Some people may further “lose themselves” in illness when their relationship with the illness is ego-syntonic. In an ego-syntonic relationship with an eating disorder, people see their disordered thoughts and behaviors as aligned with their core selves. Many people with anorexia, for example, value rigidity and control in realms outside of their disorder (e.g., school, work) and may see their disorder as consistent with those values. They may feel the disorder makes them a better version of themselves as the eating disorder exploits these values for harm.

Identity issues are also relevant to eating disorders given that these conditions often develop in emerging adulthood, when people are forming their identities. This age period is a particularly transient time of development when teenagers and young adults make decisions about further education, career, and personal relationships are changed by moves, marriages, and children. The presence of an eating disorder at this time may prevent teens from developing a strong sense of identity apart from their illness, as the illness is all-consuming.

All-consuming nature of eating disorders

Eating disorders influence not just your food and exercise patterns, but also the way you show up in your life.

They’re all-consuming.

The disorder may decide whether you go out with friends on a Saturday night or opt for “safe” foods at home. Whether you sleep in on a Sunday morning or head straight to the gym. Whether you engage in conversations or mentally plan your next binge. An eating disorder can guide seemingly every decision. And once disordered behaviors take the place of other areas of your life, it can be difficult to know who you are without them.

Even if you dislike your eating disorder, it may convince you that life with it is better than one without it. For many, eating disorders are indeed coping mechanisms that serve a maladaptive purpose.

The eating disorder may try to convince you that it keeps you safe, in control, or special.

“I might be miserable, but at least I have food. That’s all I have, in fact.”

“I might be miserable, but I do have this one release. It’s the one thing that makes me feel better.”

“I might be miserable, but at least I’m thin.”

Recovery is about experimenting with and forming a healthier set of thoughts and behaviors outside of the disorder.

Identities beyond diagnoses

“You are not your eating disorder” means there is more to you than your eating disorder. It recognizes that your disorder—and most certainly, the ways you’ve worked to heal from it—may have shaped your identity, but that there is more to your story.

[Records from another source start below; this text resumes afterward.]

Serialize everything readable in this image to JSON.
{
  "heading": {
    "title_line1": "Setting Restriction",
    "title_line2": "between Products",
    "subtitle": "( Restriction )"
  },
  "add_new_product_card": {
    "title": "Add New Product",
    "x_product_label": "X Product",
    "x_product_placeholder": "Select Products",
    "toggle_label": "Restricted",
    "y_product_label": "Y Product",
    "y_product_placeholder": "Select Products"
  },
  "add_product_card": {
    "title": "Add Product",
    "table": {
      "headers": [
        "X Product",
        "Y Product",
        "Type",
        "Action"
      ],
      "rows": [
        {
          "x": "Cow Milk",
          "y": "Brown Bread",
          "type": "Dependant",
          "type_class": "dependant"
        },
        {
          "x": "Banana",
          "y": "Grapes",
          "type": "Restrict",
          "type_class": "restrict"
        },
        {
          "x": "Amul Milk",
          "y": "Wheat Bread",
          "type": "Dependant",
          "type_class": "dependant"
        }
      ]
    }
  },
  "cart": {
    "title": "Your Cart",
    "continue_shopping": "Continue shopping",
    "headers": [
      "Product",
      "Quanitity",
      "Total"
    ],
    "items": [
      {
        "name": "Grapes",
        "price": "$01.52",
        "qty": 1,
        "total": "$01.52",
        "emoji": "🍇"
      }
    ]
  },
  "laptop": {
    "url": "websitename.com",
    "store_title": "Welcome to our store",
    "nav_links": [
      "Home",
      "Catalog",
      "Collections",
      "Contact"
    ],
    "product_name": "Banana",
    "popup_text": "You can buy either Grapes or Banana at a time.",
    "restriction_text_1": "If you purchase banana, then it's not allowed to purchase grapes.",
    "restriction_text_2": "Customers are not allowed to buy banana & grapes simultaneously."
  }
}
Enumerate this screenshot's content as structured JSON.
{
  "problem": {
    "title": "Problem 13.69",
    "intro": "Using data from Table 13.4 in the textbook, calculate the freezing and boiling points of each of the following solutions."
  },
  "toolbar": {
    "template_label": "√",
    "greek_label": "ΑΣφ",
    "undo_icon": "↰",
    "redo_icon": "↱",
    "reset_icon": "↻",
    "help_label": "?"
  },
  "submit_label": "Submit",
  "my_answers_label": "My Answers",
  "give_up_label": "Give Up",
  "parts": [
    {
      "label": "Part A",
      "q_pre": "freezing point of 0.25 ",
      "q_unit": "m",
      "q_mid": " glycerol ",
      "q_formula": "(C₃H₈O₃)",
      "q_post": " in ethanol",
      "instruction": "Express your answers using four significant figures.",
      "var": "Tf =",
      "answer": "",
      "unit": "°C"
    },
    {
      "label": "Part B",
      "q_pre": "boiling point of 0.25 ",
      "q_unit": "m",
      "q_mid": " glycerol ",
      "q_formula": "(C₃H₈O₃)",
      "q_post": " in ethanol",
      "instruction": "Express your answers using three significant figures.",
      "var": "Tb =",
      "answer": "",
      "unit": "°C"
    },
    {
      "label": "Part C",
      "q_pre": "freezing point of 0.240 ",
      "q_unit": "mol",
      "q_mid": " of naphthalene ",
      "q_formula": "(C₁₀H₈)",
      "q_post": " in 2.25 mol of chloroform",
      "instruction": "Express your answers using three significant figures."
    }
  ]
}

Perhaps you are a survivor. Someone grieving the loss of their eating disorder, someone creating a new identity. Someone seeing recovery as an opportunity to explore.

Ask the question: Who am I without my eating disorder?

Pay attention to the way you ask it.

Are you sighing in despair and defeat? Is your head slouched low, stuffed between your shoulders, too paralyzed to consider life outside a disorder?

Or are you looking ahead, scared but curious? Are you opening yourself to healing and hope—to the strange, undreamed-of discoveries recovery might provide?

The tone is yours to set.

And, as is often true, it’s not what we say, it’s how we say it that matters most.

Get help. Find hope.